(Page and application data records)
-*-

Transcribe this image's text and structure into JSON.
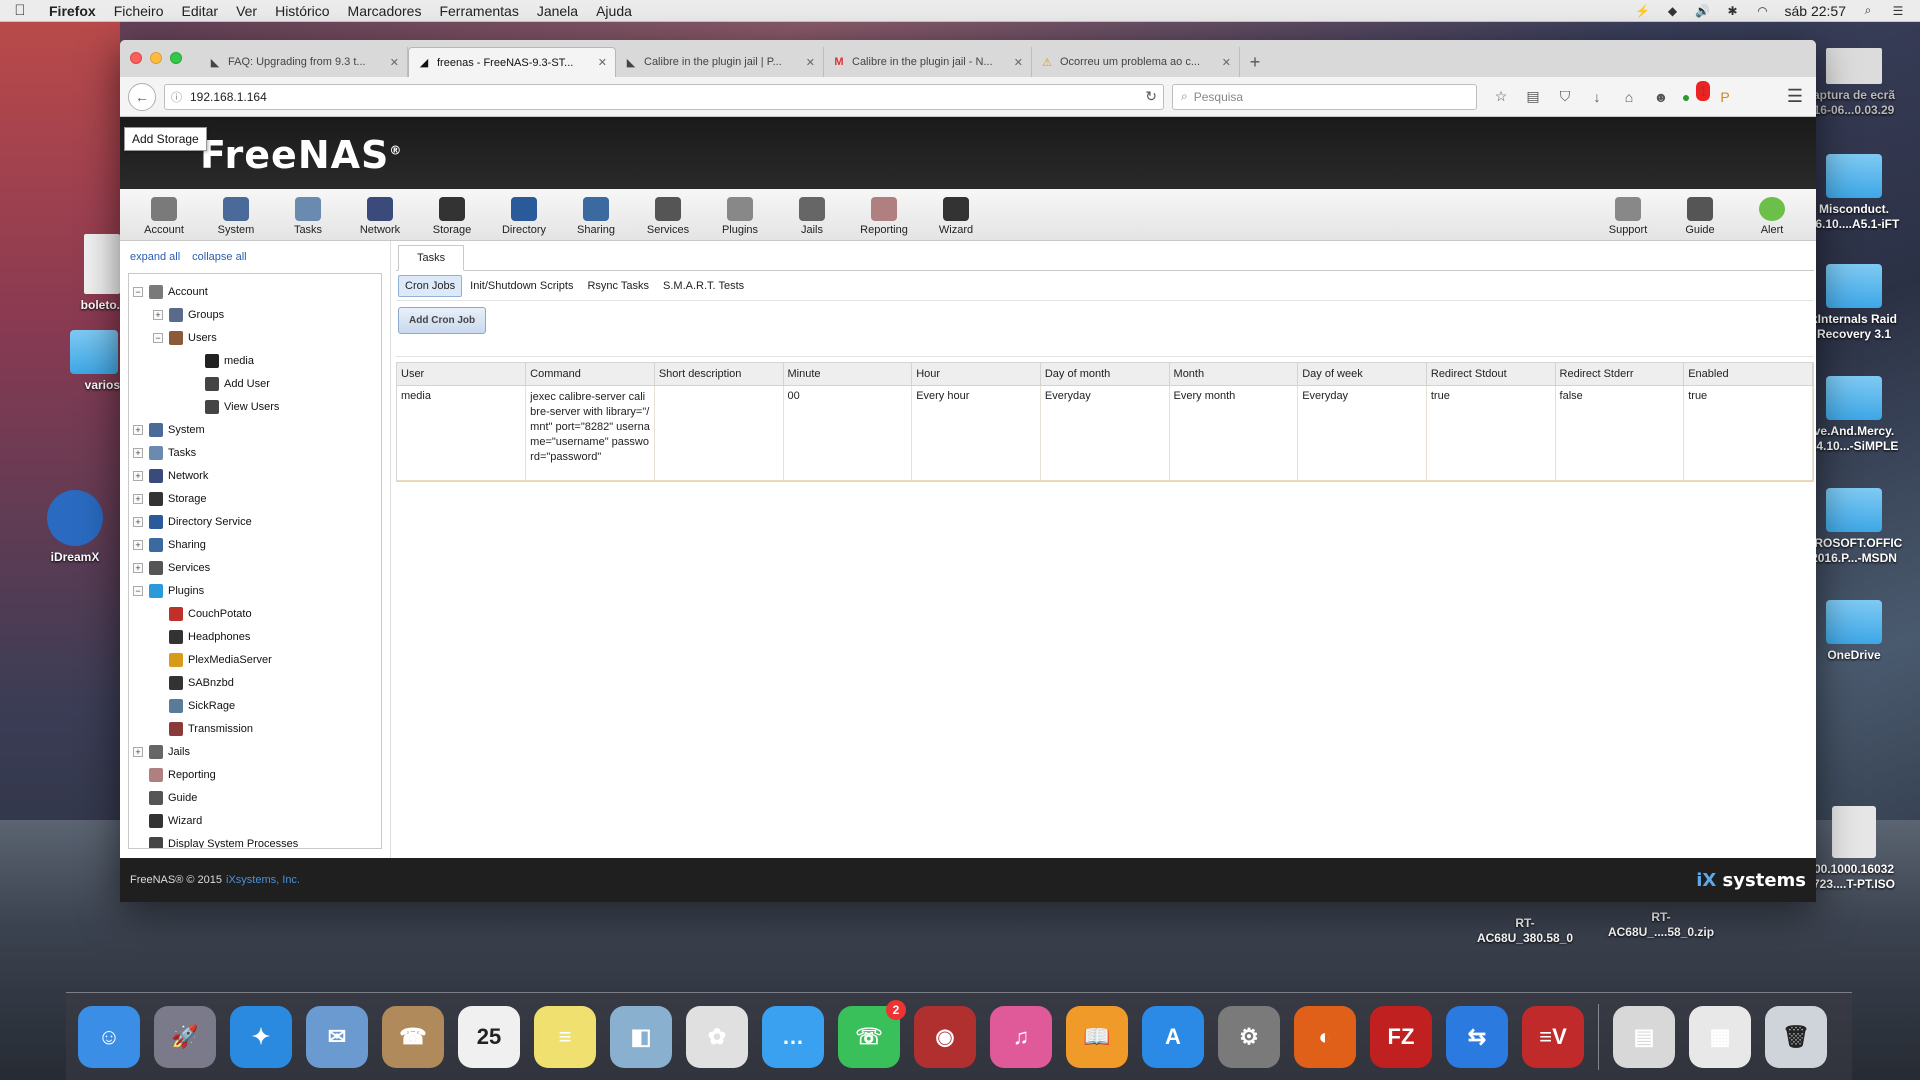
{
  "menubar": {
    "app": "Firefox",
    "items": [
      "Ficheiro",
      "Editar",
      "Ver",
      "Histórico",
      "Marcadores",
      "Ferramentas",
      "Janela",
      "Ajuda"
    ],
    "clock": "sáb 22:57"
  },
  "browser": {
    "tabs": [
      {
        "title": "FAQ: Upgrading from 9.3 t..."
      },
      {
        "title": "freenas - FreeNAS-9.3-ST..."
      },
      {
        "title": "Calibre in the plugin jail | P..."
      },
      {
        "title": "Calibre in the plugin jail - N..."
      },
      {
        "title": "Ocorreu um problema ao c..."
      }
    ],
    "url": "192.168.1.164",
    "search_placeholder": "Pesquisa",
    "notification_badge": "1"
  },
  "freenas": {
    "tooltip": "Add Storage",
    "logo": "FreeNAS",
    "toolbar": [
      {
        "label": "Account",
        "icon": "account-icon",
        "color": "#7a7a7a"
      },
      {
        "label": "System",
        "icon": "system-icon",
        "color": "#4a6a9a"
      },
      {
        "label": "Tasks",
        "icon": "tasks-icon",
        "color": "#6a8ab0"
      },
      {
        "label": "Network",
        "icon": "network-icon",
        "color": "#3a4a7a"
      },
      {
        "label": "Storage",
        "icon": "storage-icon",
        "color": "#333333"
      },
      {
        "label": "Directory",
        "icon": "directory-icon",
        "color": "#2a5a9a"
      },
      {
        "label": "Sharing",
        "icon": "sharing-icon",
        "color": "#3a6aa0"
      },
      {
        "label": "Services",
        "icon": "services-icon",
        "color": "#555555"
      },
      {
        "label": "Plugins",
        "icon": "plugins-icon",
        "color": "#888888"
      },
      {
        "label": "Jails",
        "icon": "jails-icon",
        "color": "#666666"
      },
      {
        "label": "Reporting",
        "icon": "reporting-icon",
        "color": "#b08080"
      },
      {
        "label": "Wizard",
        "icon": "wizard-icon",
        "color": "#333333"
      }
    ],
    "toolbar_right": [
      {
        "label": "Support",
        "icon": "support-icon",
        "color": "#888888"
      },
      {
        "label": "Guide",
        "icon": "guide-icon",
        "color": "#555555"
      },
      {
        "label": "Alert",
        "icon": "alert-icon",
        "color": "#6cc04a"
      }
    ],
    "expand_all": "expand all",
    "collapse_all": "collapse all",
    "tree": [
      {
        "label": "Account",
        "level": 0,
        "exp": "−",
        "color": "#7a7a7a"
      },
      {
        "label": "Groups",
        "level": 1,
        "exp": "+",
        "color": "#5a6a8a"
      },
      {
        "label": "Users",
        "level": 1,
        "exp": "−",
        "color": "#8a5a3a"
      },
      {
        "label": "media",
        "level": 2,
        "exp": "",
        "color": "#222222"
      },
      {
        "label": "Add User",
        "level": 2,
        "exp": "",
        "color": "#444444"
      },
      {
        "label": "View Users",
        "level": 2,
        "exp": "",
        "color": "#444444"
      },
      {
        "label": "System",
        "level": 0,
        "exp": "+",
        "color": "#4a6a9a"
      },
      {
        "label": "Tasks",
        "level": 0,
        "exp": "+",
        "color": "#6a8ab0"
      },
      {
        "label": "Network",
        "level": 0,
        "exp": "+",
        "color": "#3a4a7a"
      },
      {
        "label": "Storage",
        "level": 0,
        "exp": "+",
        "color": "#333333"
      },
      {
        "label": "Directory Service",
        "level": 0,
        "exp": "+",
        "color": "#2a5a9a"
      },
      {
        "label": "Sharing",
        "level": 0,
        "exp": "+",
        "color": "#3a6aa0"
      },
      {
        "label": "Services",
        "level": 0,
        "exp": "+",
        "color": "#555555"
      },
      {
        "label": "Plugins",
        "level": 0,
        "exp": "−",
        "color": "#2a9ad8"
      },
      {
        "label": "CouchPotato",
        "level": 1,
        "exp": "",
        "color": "#c0302a"
      },
      {
        "label": "Headphones",
        "level": 1,
        "exp": "",
        "color": "#333333"
      },
      {
        "label": "PlexMediaServer",
        "level": 1,
        "exp": "",
        "color": "#d89a1a"
      },
      {
        "label": "SABnzbd",
        "level": 1,
        "exp": "",
        "color": "#333333"
      },
      {
        "label": "SickRage",
        "level": 1,
        "exp": "",
        "color": "#5a7a9a"
      },
      {
        "label": "Transmission",
        "level": 1,
        "exp": "",
        "color": "#8a3a3a"
      },
      {
        "label": "Jails",
        "level": 0,
        "exp": "+",
        "color": "#666666"
      },
      {
        "label": "Reporting",
        "level": 0,
        "exp": "",
        "color": "#b08080"
      },
      {
        "label": "Guide",
        "level": 0,
        "exp": "",
        "color": "#555555"
      },
      {
        "label": "Wizard",
        "level": 0,
        "exp": "",
        "color": "#333333"
      },
      {
        "label": "Display System Processes",
        "level": 0,
        "exp": "",
        "color": "#444444"
      }
    ],
    "main_tab": "Tasks",
    "subtabs": [
      "Cron Jobs",
      "Init/Shutdown Scripts",
      "Rsync Tasks",
      "S.M.A.R.T. Tests"
    ],
    "add_button": "Add Cron Job",
    "columns": [
      "User",
      "Command",
      "Short description",
      "Minute",
      "Hour",
      "Day of month",
      "Month",
      "Day of week",
      "Redirect Stdout",
      "Redirect Stderr",
      "Enabled"
    ],
    "rows": [
      [
        "media",
        "jexec calibre-server calibre-server with library=\"/mnt\" port=\"8282\" username=\"username\" password=\"password\"",
        "",
        "00",
        "Every hour",
        "Everyday",
        "Every month",
        "Everyday",
        "true",
        "false",
        "true"
      ]
    ],
    "footer": "FreeNAS® © 2015",
    "footer_link": "iXsystems, Inc.",
    "footer_logo_a": "iX",
    "footer_logo_b": "systems"
  },
  "desktop": {
    "icons": [
      {
        "label": "aptura de ecrã\n16-06...0.03.29",
        "kind": "file"
      },
      {
        "label": "Misconduct.\n16.10....A5.1-iFT",
        "kind": "folder"
      },
      {
        "label": "kInternals Raid\nRecovery 3.1",
        "kind": "folder"
      },
      {
        "label": "ve.And.Mercy.\n14.10...-SiMPLE",
        "kind": "folder"
      },
      {
        "label": "CROSOFT.OFFIC\n2016.P...-MSDN",
        "kind": "folder"
      },
      {
        "label": "OneDrive",
        "kind": "folder"
      },
      {
        "label": "00.1000.16032\n723....T-PT.ISO",
        "kind": "drive"
      },
      {
        "label": "RT-\nAC68U_380.58_0",
        "kind": "none"
      },
      {
        "label": "RT-\nAC68U_....58_0.zip",
        "kind": "none"
      },
      {
        "label": "boleto.",
        "kind": "file"
      },
      {
        "label": "varios",
        "kind": "folder"
      },
      {
        "label": "iDreamX",
        "kind": "app"
      }
    ],
    "dock": [
      {
        "name": "finder",
        "color": "#3a8ee6",
        "glyph": "☺",
        "badge": ""
      },
      {
        "name": "launchpad",
        "color": "#7a7a8a",
        "glyph": "🚀",
        "badge": ""
      },
      {
        "name": "safari",
        "color": "#2a8ae0",
        "glyph": "✦",
        "badge": ""
      },
      {
        "name": "mail",
        "color": "#6a9ad0",
        "glyph": "✉",
        "badge": ""
      },
      {
        "name": "contacts",
        "color": "#b08a5a",
        "glyph": "☎",
        "badge": ""
      },
      {
        "name": "calendar",
        "color": "#f0f0f0",
        "glyph": "25",
        "badge": ""
      },
      {
        "name": "notes",
        "color": "#f0e070",
        "glyph": "≡",
        "badge": ""
      },
      {
        "name": "preview",
        "color": "#8ab0d0",
        "glyph": "◧",
        "badge": ""
      },
      {
        "name": "photos",
        "color": "#e0e0e0",
        "glyph": "✿",
        "badge": ""
      },
      {
        "name": "messages",
        "color": "#3aa0f0",
        "glyph": "…",
        "badge": ""
      },
      {
        "name": "facetime",
        "color": "#3ac05a",
        "glyph": "☏",
        "badge": "2"
      },
      {
        "name": "photo-booth",
        "color": "#b03030",
        "glyph": "◉",
        "badge": ""
      },
      {
        "name": "itunes",
        "color": "#e05a9a",
        "glyph": "♫",
        "badge": ""
      },
      {
        "name": "ibooks",
        "color": "#f09a2a",
        "glyph": "📖",
        "badge": ""
      },
      {
        "name": "app-store",
        "color": "#2a8ae6",
        "glyph": "A",
        "badge": ""
      },
      {
        "name": "system-preferences",
        "color": "#7a7a7a",
        "glyph": "⚙",
        "badge": ""
      },
      {
        "name": "firefox",
        "color": "#e0601a",
        "glyph": "◐",
        "badge": ""
      },
      {
        "name": "filezilla",
        "color": "#c02020",
        "glyph": "FZ",
        "badge": ""
      },
      {
        "name": "teamviewer",
        "color": "#2a7ae0",
        "glyph": "⇆",
        "badge": ""
      },
      {
        "name": "evernote",
        "color": "#c02a2a",
        "glyph": "≡V",
        "badge": ""
      },
      {
        "name": "downloads-stack",
        "color": "#d8d8d8",
        "glyph": "▤",
        "badge": ""
      },
      {
        "name": "documents-stack",
        "color": "#e8e8e8",
        "glyph": "▦",
        "badge": ""
      },
      {
        "name": "trash",
        "color": "#cfd4da",
        "glyph": "🗑",
        "badge": ""
      }
    ]
  }
}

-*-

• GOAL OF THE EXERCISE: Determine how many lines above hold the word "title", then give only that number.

• RESPONSE AREA: 5